After that segment was over, a missile tore a hole in the building and we progressed down onto another building's roof where we would have to square off against a menacing (and fully armed) helicopter. The battle takes place like an old-school shooter. The helicopter's main attack was a chain gun that blasted back and forth slowly. The player had to stay out of its path while all the while attacking the craft and taking cover.
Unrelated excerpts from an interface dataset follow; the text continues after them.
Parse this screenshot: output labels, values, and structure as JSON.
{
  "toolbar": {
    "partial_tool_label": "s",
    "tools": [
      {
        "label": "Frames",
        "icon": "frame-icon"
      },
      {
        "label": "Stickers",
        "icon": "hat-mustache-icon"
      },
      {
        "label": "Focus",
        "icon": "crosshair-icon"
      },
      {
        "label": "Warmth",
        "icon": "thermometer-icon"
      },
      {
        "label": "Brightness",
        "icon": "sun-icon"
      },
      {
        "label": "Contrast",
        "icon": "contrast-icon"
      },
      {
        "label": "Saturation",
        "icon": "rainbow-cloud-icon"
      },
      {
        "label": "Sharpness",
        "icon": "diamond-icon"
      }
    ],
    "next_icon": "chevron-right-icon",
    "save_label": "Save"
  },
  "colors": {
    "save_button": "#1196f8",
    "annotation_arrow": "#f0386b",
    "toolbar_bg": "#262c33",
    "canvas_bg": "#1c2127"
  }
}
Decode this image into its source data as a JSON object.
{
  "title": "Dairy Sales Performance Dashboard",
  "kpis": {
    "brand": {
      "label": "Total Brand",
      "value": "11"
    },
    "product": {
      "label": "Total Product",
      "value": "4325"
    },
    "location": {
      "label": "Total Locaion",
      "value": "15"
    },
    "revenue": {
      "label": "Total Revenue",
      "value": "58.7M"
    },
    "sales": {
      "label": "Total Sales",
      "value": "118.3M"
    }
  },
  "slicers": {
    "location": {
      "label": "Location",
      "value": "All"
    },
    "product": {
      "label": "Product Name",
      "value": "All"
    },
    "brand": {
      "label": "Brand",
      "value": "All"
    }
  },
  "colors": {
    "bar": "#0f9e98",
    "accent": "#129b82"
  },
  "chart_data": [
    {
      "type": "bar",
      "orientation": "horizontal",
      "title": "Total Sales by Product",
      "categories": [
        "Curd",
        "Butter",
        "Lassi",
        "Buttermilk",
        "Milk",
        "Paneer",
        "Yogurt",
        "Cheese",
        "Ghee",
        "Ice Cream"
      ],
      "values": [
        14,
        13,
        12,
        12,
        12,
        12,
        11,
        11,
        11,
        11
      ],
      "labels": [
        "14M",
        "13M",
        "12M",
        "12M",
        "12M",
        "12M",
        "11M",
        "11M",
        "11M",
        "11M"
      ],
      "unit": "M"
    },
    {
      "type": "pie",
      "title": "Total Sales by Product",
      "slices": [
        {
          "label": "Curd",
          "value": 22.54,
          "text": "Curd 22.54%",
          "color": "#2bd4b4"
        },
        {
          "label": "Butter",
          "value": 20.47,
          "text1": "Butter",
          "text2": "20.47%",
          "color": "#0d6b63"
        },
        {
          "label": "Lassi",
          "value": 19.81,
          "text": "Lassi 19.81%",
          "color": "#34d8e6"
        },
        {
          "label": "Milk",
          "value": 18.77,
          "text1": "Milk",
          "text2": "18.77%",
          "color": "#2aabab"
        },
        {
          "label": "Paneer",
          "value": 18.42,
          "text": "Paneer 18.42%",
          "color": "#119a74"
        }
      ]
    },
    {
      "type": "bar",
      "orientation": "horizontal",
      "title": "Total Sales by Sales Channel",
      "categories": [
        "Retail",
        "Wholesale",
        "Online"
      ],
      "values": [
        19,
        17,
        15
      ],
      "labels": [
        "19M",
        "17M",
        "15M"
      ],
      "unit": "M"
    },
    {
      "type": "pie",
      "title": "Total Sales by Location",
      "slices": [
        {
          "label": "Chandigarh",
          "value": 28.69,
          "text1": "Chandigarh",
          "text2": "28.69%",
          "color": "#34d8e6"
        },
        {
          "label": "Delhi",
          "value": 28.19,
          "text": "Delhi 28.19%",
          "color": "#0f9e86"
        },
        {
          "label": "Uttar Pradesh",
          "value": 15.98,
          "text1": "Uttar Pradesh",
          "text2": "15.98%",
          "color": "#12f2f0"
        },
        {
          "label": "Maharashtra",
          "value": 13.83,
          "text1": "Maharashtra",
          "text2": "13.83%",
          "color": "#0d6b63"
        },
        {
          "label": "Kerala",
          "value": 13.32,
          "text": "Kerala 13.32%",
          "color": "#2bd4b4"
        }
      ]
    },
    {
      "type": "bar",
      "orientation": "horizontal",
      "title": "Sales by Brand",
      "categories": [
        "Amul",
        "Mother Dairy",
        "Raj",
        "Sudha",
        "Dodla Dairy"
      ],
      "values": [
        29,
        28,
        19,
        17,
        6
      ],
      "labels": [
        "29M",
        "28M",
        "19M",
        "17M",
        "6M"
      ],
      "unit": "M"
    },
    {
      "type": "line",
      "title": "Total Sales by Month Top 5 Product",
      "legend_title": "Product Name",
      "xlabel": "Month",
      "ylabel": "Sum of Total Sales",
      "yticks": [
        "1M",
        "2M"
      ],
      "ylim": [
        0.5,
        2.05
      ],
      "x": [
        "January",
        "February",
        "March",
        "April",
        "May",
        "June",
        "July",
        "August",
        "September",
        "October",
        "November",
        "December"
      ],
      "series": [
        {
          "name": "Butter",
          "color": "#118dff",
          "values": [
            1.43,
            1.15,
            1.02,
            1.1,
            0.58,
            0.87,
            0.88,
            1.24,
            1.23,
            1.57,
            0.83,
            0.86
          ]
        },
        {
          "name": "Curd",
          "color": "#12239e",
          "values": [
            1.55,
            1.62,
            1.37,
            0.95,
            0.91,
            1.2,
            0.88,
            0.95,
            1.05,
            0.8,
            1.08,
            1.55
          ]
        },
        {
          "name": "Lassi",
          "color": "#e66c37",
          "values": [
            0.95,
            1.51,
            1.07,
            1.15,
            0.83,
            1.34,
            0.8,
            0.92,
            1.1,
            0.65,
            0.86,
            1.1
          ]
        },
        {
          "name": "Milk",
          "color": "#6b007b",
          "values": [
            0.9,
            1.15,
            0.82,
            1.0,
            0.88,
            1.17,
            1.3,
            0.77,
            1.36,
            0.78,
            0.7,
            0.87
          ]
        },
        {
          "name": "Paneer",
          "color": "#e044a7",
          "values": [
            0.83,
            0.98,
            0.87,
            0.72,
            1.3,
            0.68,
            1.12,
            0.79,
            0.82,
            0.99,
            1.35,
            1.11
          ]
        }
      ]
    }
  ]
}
As previously mentioned, combat has entirely changed. Instead of the third-person over-the-shoulder game mechanics, the PSP version has been changed to a top-down camera view. Gunplay has also seen significant changes with shooting now being done with the face buttons. Simply press the face button that is in the direction you fire and watch the bullets fly with infinite ammo. (Press two directions at once for diagonal fire.) While this system hasn't entirely been perfected yet, and at times it is still somewhat difficult to hit enemies, on the whole it works decently and fits perfectly with the type of game they're trying to produce.
The major story here is of a developer who understands the limitations of the platform they're developing on and is choosing to tailor their game to fit perfectly and to function as users of that system need it to. This, of course, means that the developer has stated they intend to place a heavy focus not only on making a game that is feasible on a portable system, but making a game that can actually be played in small chunks.
Some gamers choose not to pay attention to the portable version of a big budget game, and many simply write it off, assuming that it will simply be a cheap, unplayable port (though historically this has often been the case). However, 40th Day is poised to take the series in a drastic new direction, and we cant wait to see the final result.
CCC Freelance Writer